Are you a Skype user? Probably. Lots of people rely on Skype today to hold meetings or call their family and friends. I use it mainly for sharing my desktop and have video chat with multiple people at the same time. About a month ago, Skype announced that they now allow video chat with multiple participants without the need of a premium subscription. How amazing I thought. Finally Skype does what Google Hangouts can do since the early days.
But when I read the announcement it made me think: “Wait a second, if these features are free now, why do I still need a premium account?”. Apparently I wasn’t alone there. A quick discussion with friends and colleagues clearly showed that others are asking themselves the same question. So, I tried to cancel my premium subscription. Apparently when it comes to Skype’s premium strategy, there is no strategy at all.
Navigating through Skype’s dashboard interface
I tried to find the right page to cancel my subscription. I selected “subscriptions” and got the following:
Obviously, I chose Skype Premium which took me here:
Hmm… That’s odd. Where is that cancel button? Nowhere! So I started googling “cancel skype premium”, only to find that others also have extremely frustrating experiences:
Apparently, there really are other people having the same issues as I do. Interesting. People even make videos about how to cancel a subscription. I clicked on the official Skype documentation and found this:
Skype is undergoing a refresh. Cool, except that nobody gives a shit. I left that page under the logical, but ultimately naive assumption that this company is probably going to cancel my subscription automatically.
So I went on living my life… Until the following mail showed up in my inbox:
…And so the whole mess started all over again, leading directly to this post. It goes without saying that clicking on “cancel subscription” didn’t help either. I got an error with a weird ticket number on my screen, but my subscription is still active.
At a UX Lausanne in Switzerland, Giles Colborne spoke about patterns that trigger delight in user experience. The pattern he mentioned struck a chord with me:
Certain steps in user flows, create anxiety. What happens if this goes wrong? What will be the next step after this one? Will it get more complicated?
When people face moments of anxiety, design or people have to help them overcome that anxiety. The right help at the right time in the right place, is crucial to good UX.
What results through such a well supported user flow is what we users generally experience as delight.
It is known from marketing and reputation management that people generally build stronger connections with brands when something goes wrong but the brand eventually manages to help people, than if everything goes smooth from the beginning. When game developer EA Sports released Tiger Woods ‘09, a guy made a video of a glitch allowing him to walk on water. He then put it on YouTube where the video would get substantial traction.
Here is EA’s reply:
While this is an old example, it shows how to react to people’s critics.

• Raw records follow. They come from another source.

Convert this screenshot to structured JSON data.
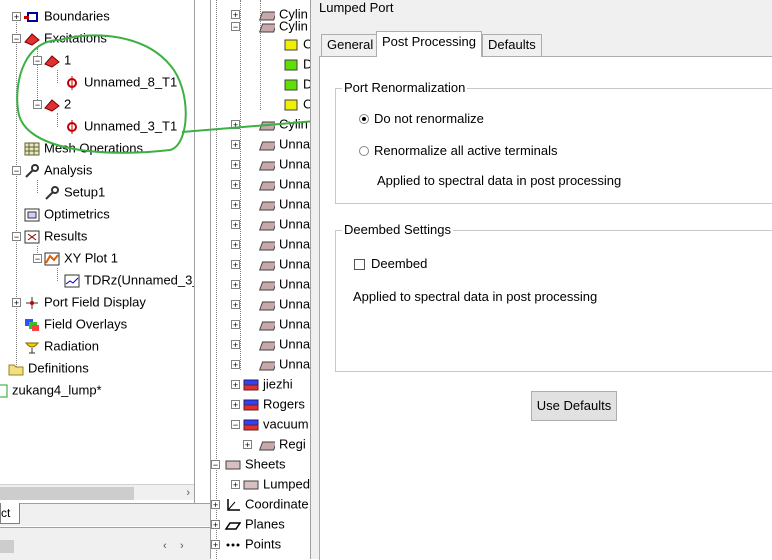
{
  "left_tree": {
    "items": [
      {
        "label": "Boundaries"
      },
      {
        "label": "Excitations"
      },
      {
        "label": "1"
      },
      {
        "label": "Unnamed_8_T1"
      },
      {
        "label": "2"
      },
      {
        "label": "Unnamed_3_T1"
      },
      {
        "label": "Mesh Operations"
      },
      {
        "label": "Analysis"
      },
      {
        "label": "Setup1"
      },
      {
        "label": "Optimetrics"
      },
      {
        "label": "Results"
      },
      {
        "label": "XY Plot 1"
      },
      {
        "label": "TDRz(Unnamed_3_"
      },
      {
        "label": "Port Field Display"
      },
      {
        "label": "Field Overlays"
      },
      {
        "label": "Radiation"
      },
      {
        "label": "Definitions"
      },
      {
        "label": "zukang4_lump*"
      }
    ],
    "tab_label": "ct"
  },
  "mid_tree": {
    "items": [
      {
        "label": "Cylin"
      },
      {
        "label": "Cylin"
      },
      {
        "label": "C"
      },
      {
        "label": "D"
      },
      {
        "label": "D"
      },
      {
        "label": "C"
      },
      {
        "label": "Cylin"
      },
      {
        "label": "Unna"
      },
      {
        "label": "Unna"
      },
      {
        "label": "Unna"
      },
      {
        "label": "Unna"
      },
      {
        "label": "Unna"
      },
      {
        "label": "Unna"
      },
      {
        "label": "Unna"
      },
      {
        "label": "Unna"
      },
      {
        "label": "Unna"
      },
      {
        "label": "Unna"
      },
      {
        "label": "Unna"
      },
      {
        "label": "Unna"
      },
      {
        "label": "jiezhi"
      },
      {
        "label": "Rogers"
      },
      {
        "label": "vacuum"
      },
      {
        "label": "Regi"
      },
      {
        "label": "Sheets"
      },
      {
        "label": "Lumped"
      },
      {
        "label": "Coordinate"
      },
      {
        "label": "Planes"
      },
      {
        "label": "Points"
      }
    ]
  },
  "dialog": {
    "title": "Lumped Port",
    "tabs": [
      {
        "label": "General"
      },
      {
        "label": "Post Processing"
      },
      {
        "label": "Defaults"
      }
    ],
    "port_renorm": {
      "legend": "Port Renormalization",
      "option_do_not": "Do not renormalize",
      "option_renorm_all": "Renormalize all active terminals",
      "note": "Applied to spectral data in post processing",
      "selected": "Do not renormalize"
    },
    "deembed": {
      "legend": "Deembed Settings",
      "checkbox_label": "Deembed",
      "checked": false,
      "note": "Applied to spectral data in post processing"
    },
    "use_defaults_label": "Use Defaults"
  },
  "colors": {
    "annotation_green": "#3cb043",
    "dialog_bg": "#f0f0f0"
  }
}
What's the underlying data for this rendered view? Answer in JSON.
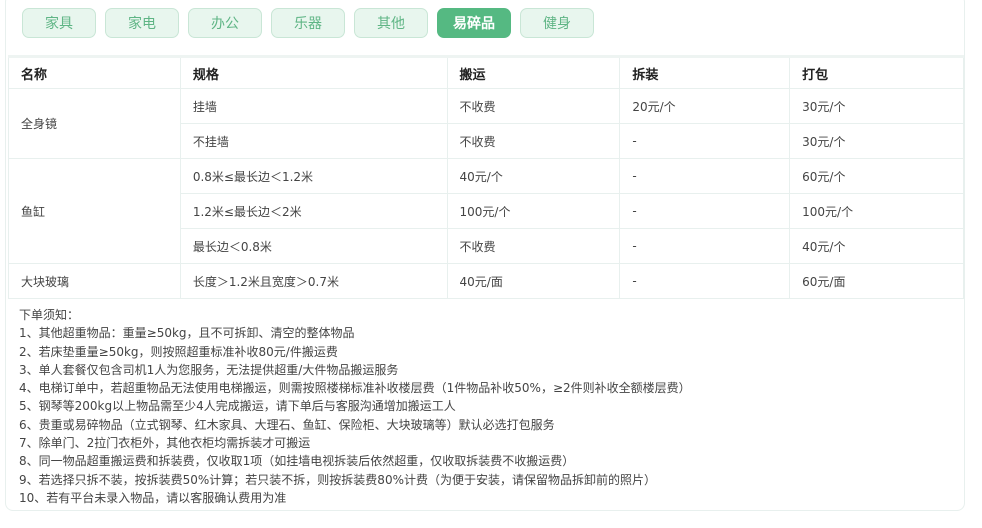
{
  "tabs": [
    {
      "label": "家具"
    },
    {
      "label": "家电"
    },
    {
      "label": "办公"
    },
    {
      "label": "乐器"
    },
    {
      "label": "其他"
    },
    {
      "label": "易碎品",
      "active": true
    },
    {
      "label": "健身"
    }
  ],
  "accent": "#55b982",
  "table": {
    "headers": [
      "名称",
      "规格",
      "搬运",
      "拆装",
      "打包"
    ],
    "groups": [
      {
        "name": "全身镜",
        "rows": [
          [
            "挂墙",
            "不收费",
            "20元/个",
            "30元/个"
          ],
          [
            "不挂墙",
            "不收费",
            "-",
            "30元/个"
          ]
        ]
      },
      {
        "name": "鱼缸",
        "rows": [
          [
            "0.8米≤最长边＜1.2米",
            "40元/个",
            "-",
            "60元/个"
          ],
          [
            "1.2米≤最长边＜2米",
            "100元/个",
            "-",
            "100元/个"
          ],
          [
            "最长边＜0.8米",
            "不收费",
            "-",
            "40元/个"
          ]
        ]
      },
      {
        "name": "大块玻璃",
        "rows": [
          [
            "长度＞1.2米且宽度＞0.7米",
            "40元/面",
            "-",
            "60元/面"
          ]
        ]
      }
    ]
  },
  "notes": {
    "title": "下单须知：",
    "items": [
      "1、其他超重物品：重量≥50kg，且不可拆卸、清空的整体物品",
      "2、若床垫重量≥50kg，则按照超重标准补收80元/件搬运费",
      "3、单人套餐仅包含司机1人为您服务，无法提供超重/大件物品搬运服务",
      "4、电梯订单中，若超重物品无法使用电梯搬运，则需按照楼梯标准补收楼层费（1件物品补收50%，≥2件则补收全额楼层费）",
      "5、钢琴等200kg以上物品需至少4人完成搬运，请下单后与客服沟通增加搬运工人",
      "6、贵重或易碎物品（立式钢琴、红木家具、大理石、鱼缸、保险柜、大块玻璃等）默认必选打包服务",
      "7、除单门、2拉门衣柜外，其他衣柜均需拆装才可搬运",
      "8、同一物品超重搬运费和拆装费，仅收取1项（如挂墙电视拆装后依然超重，仅收取拆装费不收搬运费）",
      "9、若选择只拆不装，按拆装费50%计算；若只装不拆，则按拆装费80%计费（为便于安装，请保留物品拆卸前的照片）",
      "10、若有平台未录入物品，请以客服确认费用为准"
    ]
  }
}
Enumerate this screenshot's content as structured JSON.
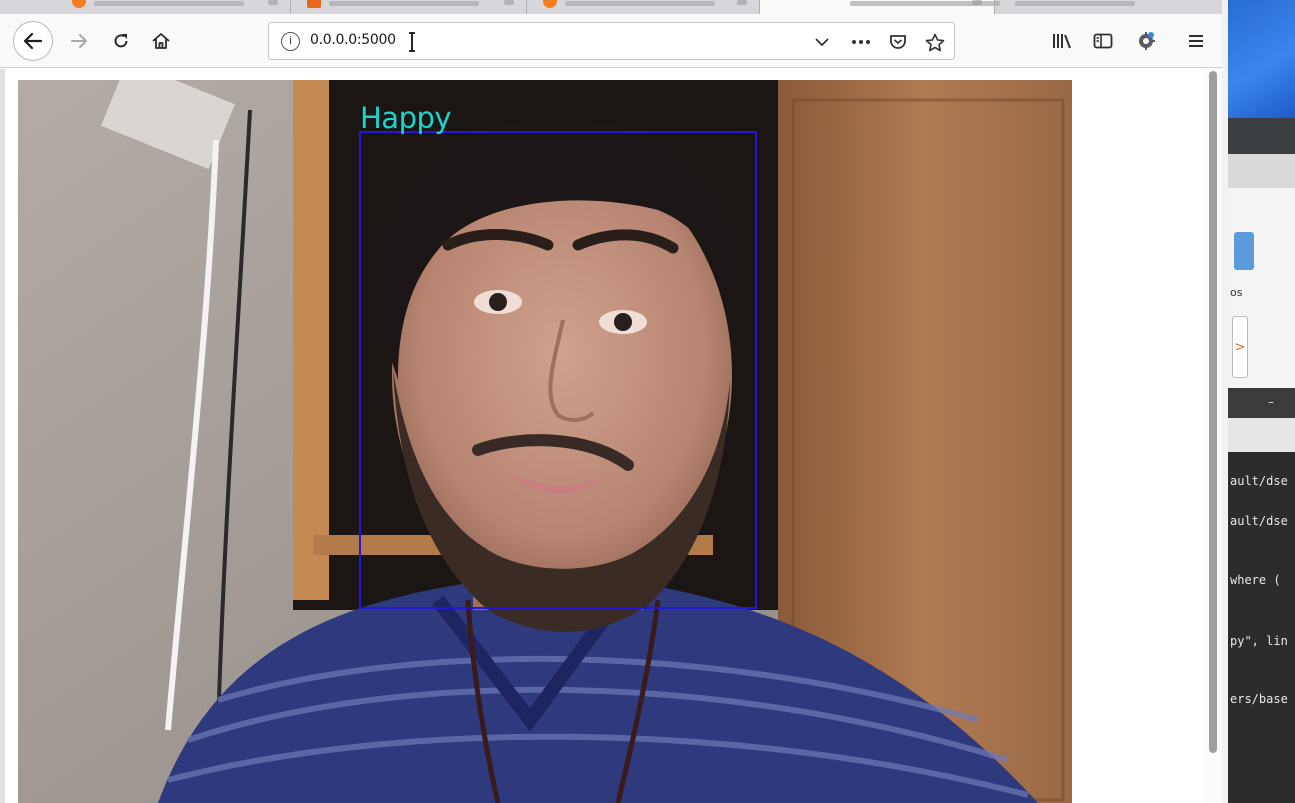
{
  "browser": {
    "url": "0.0.0.0:5000",
    "tabs": [
      {
        "favicon": "firefox-icon"
      },
      {
        "favicon": "document-icon"
      },
      {
        "favicon": "firefox-icon"
      },
      {
        "favicon": "none",
        "active": true
      },
      {
        "favicon": "none"
      }
    ],
    "icons": {
      "back": "back-arrow-icon",
      "forward": "forward-arrow-icon",
      "reload": "reload-icon",
      "home": "home-icon",
      "info": "info-icon",
      "dropdown": "chevron-down-icon",
      "more": "ellipsis-icon",
      "pocket": "pocket-icon",
      "bookmark": "star-icon",
      "library": "library-icon",
      "sidebar": "sidebar-icon",
      "extension": "extension-icon",
      "menu": "hamburger-menu-icon"
    }
  },
  "video": {
    "emotion_label": "Happy",
    "box_color": "#2318d8",
    "label_color": "#19d6cc"
  },
  "desktop": {
    "panel_text": "os",
    "terminal_title": "–",
    "terminal_lines": [
      "ault/dse",
      "ault/dse",
      " where (",
      "py\", lin",
      "ers/base"
    ]
  }
}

Maybe I’m just terribly wrong. Maybe I oversaw an obvious solution. But if I learned one thing in UX design, then it’s that if something happens to one person, it probably happened to many others as well.
So yes Skype, we’re waiting for your answer.